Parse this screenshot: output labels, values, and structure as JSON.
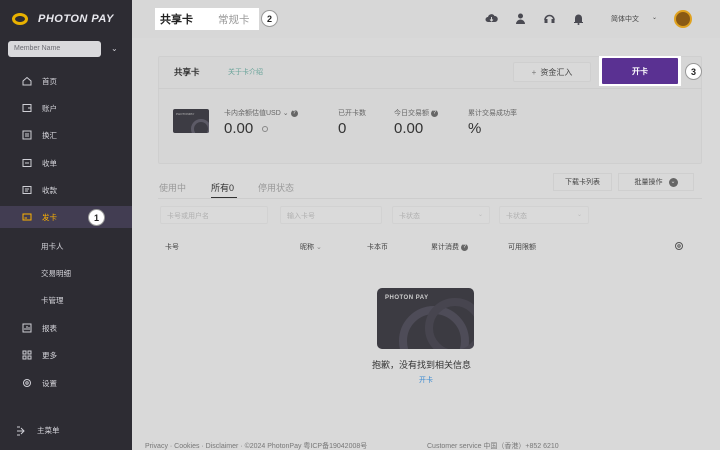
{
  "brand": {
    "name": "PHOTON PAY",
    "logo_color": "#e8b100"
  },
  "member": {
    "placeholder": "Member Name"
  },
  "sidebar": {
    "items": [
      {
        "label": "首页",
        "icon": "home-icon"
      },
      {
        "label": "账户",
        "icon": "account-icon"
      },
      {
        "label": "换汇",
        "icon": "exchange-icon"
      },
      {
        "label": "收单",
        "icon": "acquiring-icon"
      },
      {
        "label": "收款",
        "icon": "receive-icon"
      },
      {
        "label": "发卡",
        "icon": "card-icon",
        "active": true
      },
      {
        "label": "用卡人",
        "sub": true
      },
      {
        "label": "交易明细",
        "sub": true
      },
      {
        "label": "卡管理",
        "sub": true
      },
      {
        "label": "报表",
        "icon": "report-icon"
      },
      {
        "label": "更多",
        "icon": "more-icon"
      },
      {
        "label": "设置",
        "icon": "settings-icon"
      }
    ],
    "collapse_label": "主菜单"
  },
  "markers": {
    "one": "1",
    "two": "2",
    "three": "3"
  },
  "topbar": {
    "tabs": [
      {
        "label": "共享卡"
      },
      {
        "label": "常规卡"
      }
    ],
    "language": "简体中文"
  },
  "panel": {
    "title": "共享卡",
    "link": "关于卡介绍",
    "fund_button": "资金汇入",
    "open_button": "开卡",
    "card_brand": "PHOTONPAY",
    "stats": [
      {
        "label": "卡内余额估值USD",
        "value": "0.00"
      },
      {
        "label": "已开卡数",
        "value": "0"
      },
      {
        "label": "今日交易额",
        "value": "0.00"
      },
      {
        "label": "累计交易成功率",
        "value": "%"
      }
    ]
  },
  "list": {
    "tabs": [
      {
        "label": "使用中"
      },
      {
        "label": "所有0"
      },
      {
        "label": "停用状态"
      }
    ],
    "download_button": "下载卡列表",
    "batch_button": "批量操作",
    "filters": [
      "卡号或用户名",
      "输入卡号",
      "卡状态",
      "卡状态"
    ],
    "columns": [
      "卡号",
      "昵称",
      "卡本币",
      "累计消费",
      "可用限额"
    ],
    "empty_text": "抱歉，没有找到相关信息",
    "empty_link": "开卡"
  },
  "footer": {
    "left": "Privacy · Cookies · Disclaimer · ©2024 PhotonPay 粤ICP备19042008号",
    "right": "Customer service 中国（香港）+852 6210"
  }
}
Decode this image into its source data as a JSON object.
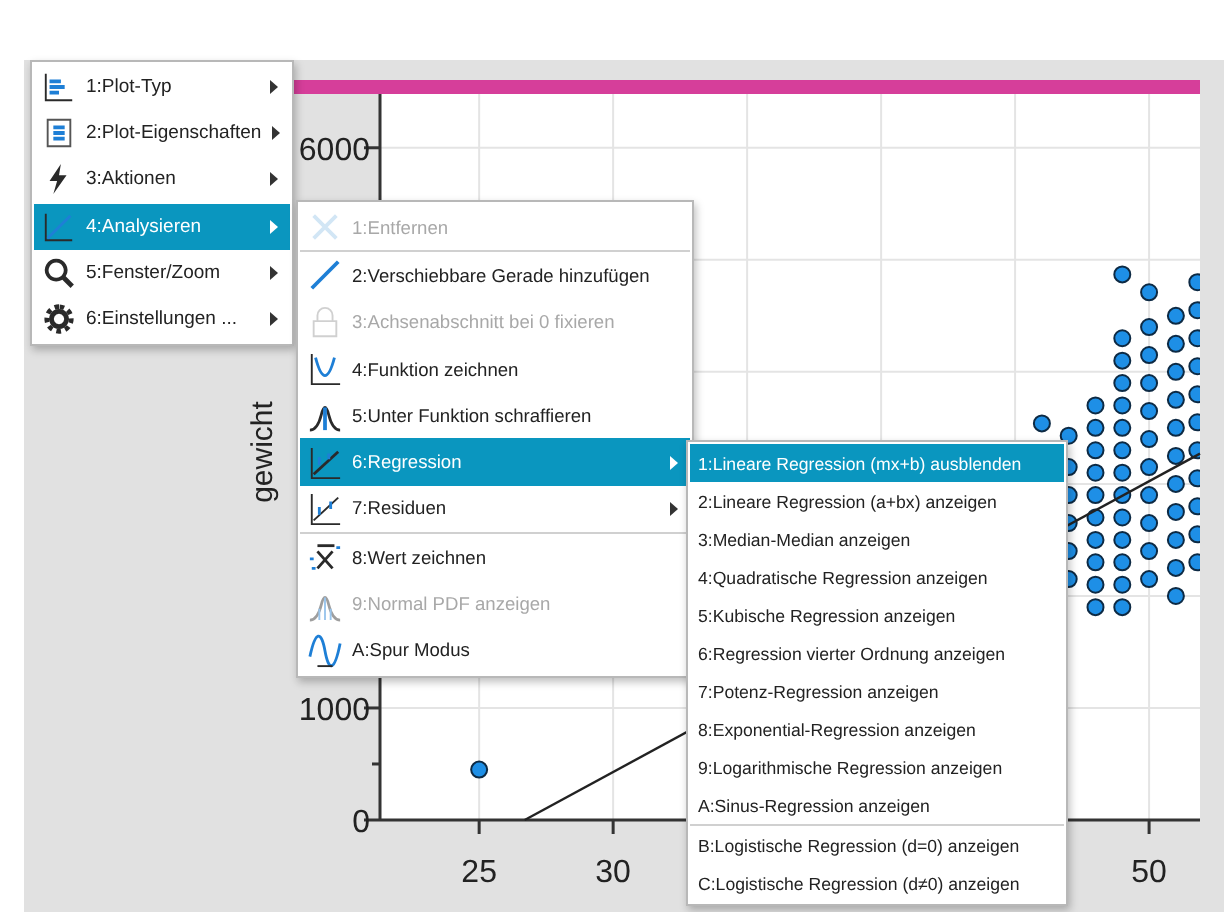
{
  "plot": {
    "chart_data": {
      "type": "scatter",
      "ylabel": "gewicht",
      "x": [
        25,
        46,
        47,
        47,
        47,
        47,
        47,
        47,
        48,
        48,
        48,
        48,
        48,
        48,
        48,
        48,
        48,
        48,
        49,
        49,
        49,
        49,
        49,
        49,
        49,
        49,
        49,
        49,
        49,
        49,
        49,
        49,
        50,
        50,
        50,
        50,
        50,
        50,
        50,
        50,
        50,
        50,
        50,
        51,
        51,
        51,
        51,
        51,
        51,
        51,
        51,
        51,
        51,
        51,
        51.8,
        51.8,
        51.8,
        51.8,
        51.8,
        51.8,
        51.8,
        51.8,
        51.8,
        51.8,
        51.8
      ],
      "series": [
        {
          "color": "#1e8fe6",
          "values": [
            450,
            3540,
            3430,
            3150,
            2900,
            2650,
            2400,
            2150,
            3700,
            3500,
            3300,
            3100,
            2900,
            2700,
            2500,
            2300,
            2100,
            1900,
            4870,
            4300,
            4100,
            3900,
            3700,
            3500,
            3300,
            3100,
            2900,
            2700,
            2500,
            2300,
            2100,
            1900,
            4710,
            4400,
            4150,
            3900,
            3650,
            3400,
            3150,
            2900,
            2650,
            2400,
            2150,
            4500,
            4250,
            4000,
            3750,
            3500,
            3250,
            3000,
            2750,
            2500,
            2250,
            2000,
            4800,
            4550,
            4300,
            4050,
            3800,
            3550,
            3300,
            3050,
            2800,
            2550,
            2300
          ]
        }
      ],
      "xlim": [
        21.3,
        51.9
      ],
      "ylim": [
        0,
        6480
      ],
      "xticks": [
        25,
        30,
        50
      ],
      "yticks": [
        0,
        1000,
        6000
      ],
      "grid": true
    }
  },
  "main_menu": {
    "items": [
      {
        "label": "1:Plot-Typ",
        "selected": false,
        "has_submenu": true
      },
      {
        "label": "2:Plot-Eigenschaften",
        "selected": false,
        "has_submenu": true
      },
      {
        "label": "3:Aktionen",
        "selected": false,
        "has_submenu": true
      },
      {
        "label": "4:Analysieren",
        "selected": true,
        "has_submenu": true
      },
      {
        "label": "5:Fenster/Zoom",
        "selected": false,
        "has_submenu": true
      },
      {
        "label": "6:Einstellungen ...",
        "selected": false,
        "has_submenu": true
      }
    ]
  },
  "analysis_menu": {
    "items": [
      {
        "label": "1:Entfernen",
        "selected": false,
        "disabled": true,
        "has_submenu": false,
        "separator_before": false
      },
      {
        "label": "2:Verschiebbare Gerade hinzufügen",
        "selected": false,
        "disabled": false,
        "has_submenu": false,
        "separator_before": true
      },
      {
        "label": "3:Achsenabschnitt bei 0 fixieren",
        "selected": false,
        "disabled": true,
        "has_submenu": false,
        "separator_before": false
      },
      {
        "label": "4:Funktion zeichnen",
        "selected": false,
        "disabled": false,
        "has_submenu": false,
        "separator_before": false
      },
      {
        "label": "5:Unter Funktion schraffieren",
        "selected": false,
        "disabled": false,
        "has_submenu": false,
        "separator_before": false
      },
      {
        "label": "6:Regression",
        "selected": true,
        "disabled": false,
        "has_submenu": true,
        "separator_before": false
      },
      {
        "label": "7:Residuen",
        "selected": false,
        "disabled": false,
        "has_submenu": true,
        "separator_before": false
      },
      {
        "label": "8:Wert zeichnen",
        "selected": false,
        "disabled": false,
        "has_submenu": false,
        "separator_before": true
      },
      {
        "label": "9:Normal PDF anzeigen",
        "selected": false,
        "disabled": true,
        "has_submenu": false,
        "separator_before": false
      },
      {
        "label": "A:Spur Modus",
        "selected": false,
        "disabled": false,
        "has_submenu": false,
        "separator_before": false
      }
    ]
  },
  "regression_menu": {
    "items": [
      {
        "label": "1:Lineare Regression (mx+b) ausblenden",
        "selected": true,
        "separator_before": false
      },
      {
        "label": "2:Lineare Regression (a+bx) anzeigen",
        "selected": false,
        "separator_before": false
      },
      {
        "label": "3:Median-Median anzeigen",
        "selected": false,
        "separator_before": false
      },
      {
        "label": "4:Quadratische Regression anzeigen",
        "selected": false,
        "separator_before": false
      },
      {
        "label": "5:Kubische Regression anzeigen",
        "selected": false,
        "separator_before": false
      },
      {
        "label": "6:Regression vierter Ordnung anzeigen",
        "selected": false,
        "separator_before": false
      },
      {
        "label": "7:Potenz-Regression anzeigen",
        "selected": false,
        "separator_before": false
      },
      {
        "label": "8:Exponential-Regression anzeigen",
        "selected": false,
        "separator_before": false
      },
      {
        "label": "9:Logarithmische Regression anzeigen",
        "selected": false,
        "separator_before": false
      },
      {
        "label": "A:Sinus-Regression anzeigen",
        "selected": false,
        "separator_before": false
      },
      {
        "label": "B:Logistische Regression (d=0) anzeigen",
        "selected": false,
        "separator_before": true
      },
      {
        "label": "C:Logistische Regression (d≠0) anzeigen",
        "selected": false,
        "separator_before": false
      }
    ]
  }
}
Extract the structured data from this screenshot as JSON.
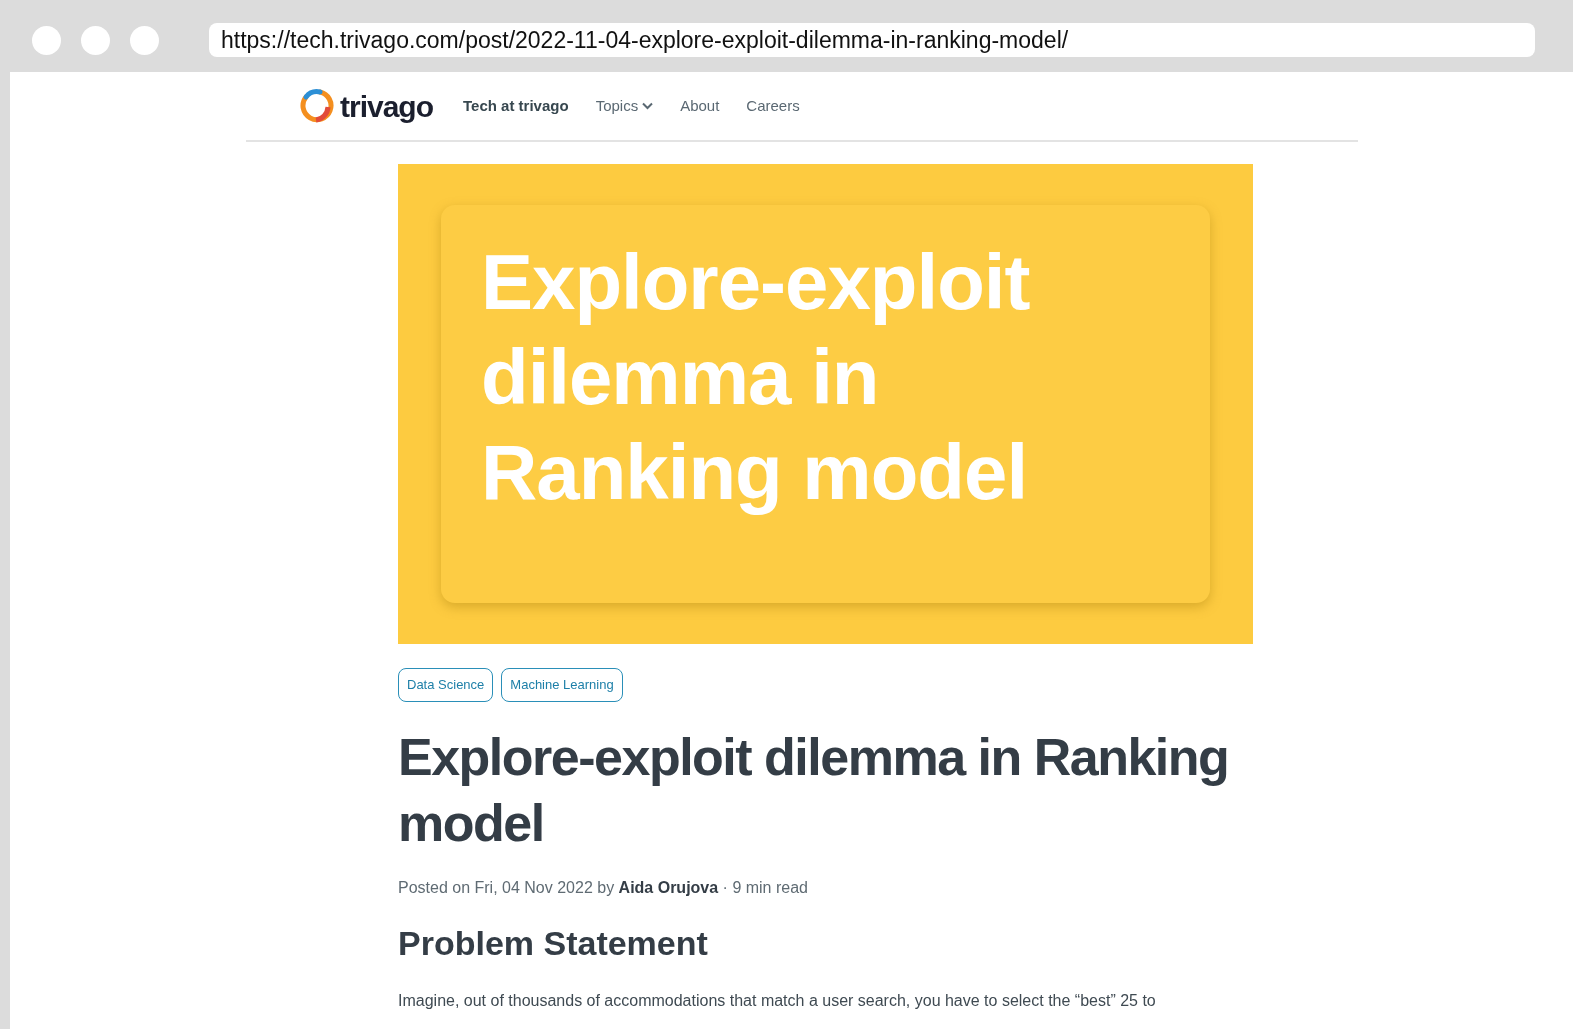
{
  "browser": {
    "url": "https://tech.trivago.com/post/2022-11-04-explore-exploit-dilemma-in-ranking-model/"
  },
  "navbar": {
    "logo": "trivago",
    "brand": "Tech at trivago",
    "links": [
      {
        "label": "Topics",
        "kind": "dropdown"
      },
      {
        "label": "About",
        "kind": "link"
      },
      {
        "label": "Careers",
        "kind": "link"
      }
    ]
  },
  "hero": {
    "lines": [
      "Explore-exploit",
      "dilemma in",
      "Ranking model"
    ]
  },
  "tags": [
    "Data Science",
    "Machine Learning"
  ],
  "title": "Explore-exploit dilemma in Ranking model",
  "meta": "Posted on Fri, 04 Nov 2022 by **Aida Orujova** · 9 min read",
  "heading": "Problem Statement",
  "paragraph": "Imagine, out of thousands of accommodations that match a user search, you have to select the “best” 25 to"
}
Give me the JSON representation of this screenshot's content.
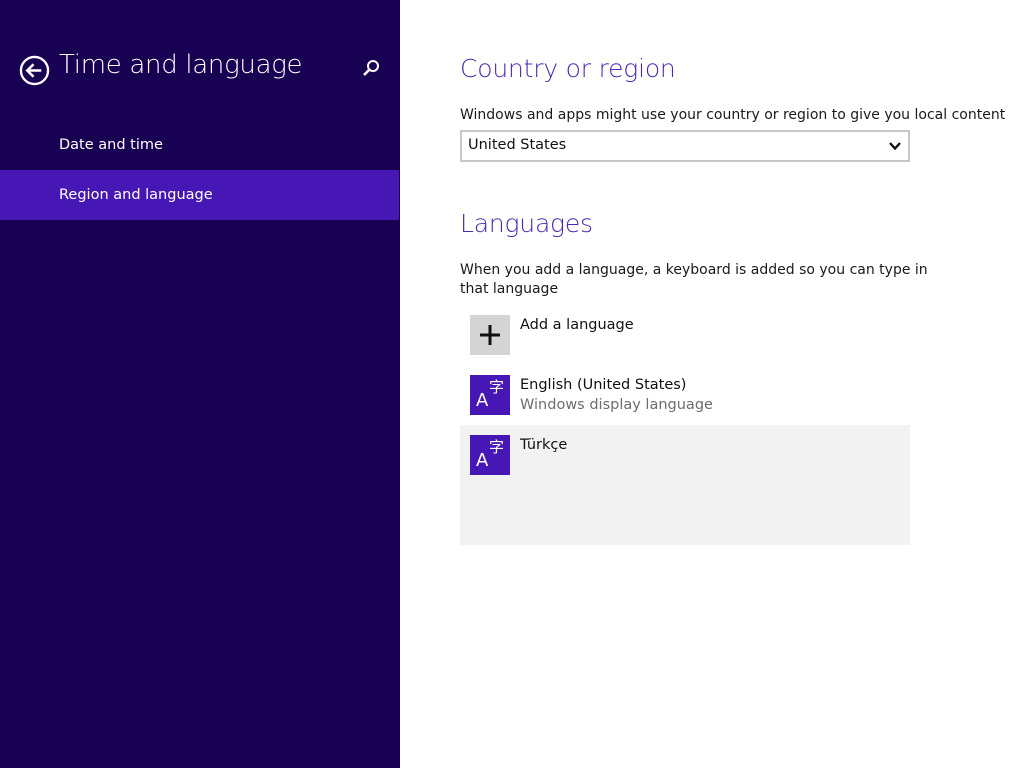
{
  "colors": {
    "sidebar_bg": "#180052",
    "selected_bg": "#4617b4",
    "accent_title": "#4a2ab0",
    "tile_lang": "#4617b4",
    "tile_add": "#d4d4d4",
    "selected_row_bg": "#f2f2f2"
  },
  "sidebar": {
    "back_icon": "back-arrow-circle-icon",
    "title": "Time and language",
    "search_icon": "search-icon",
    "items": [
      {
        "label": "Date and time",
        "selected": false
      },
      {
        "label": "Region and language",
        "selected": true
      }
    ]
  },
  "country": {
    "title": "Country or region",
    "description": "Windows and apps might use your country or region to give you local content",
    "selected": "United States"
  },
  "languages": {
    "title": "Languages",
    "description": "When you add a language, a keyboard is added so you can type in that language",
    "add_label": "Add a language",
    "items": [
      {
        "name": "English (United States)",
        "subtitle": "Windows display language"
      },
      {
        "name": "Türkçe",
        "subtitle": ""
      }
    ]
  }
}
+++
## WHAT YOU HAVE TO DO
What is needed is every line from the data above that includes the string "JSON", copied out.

## YOUR RESPONSE
Parse this screenshot: output labels, values, and structure as JSON.
Decode this image into its source data as a JSON object.
Extract the structured data from this screenshot as JSON.
Give me the JSON representation of this screenshot's content.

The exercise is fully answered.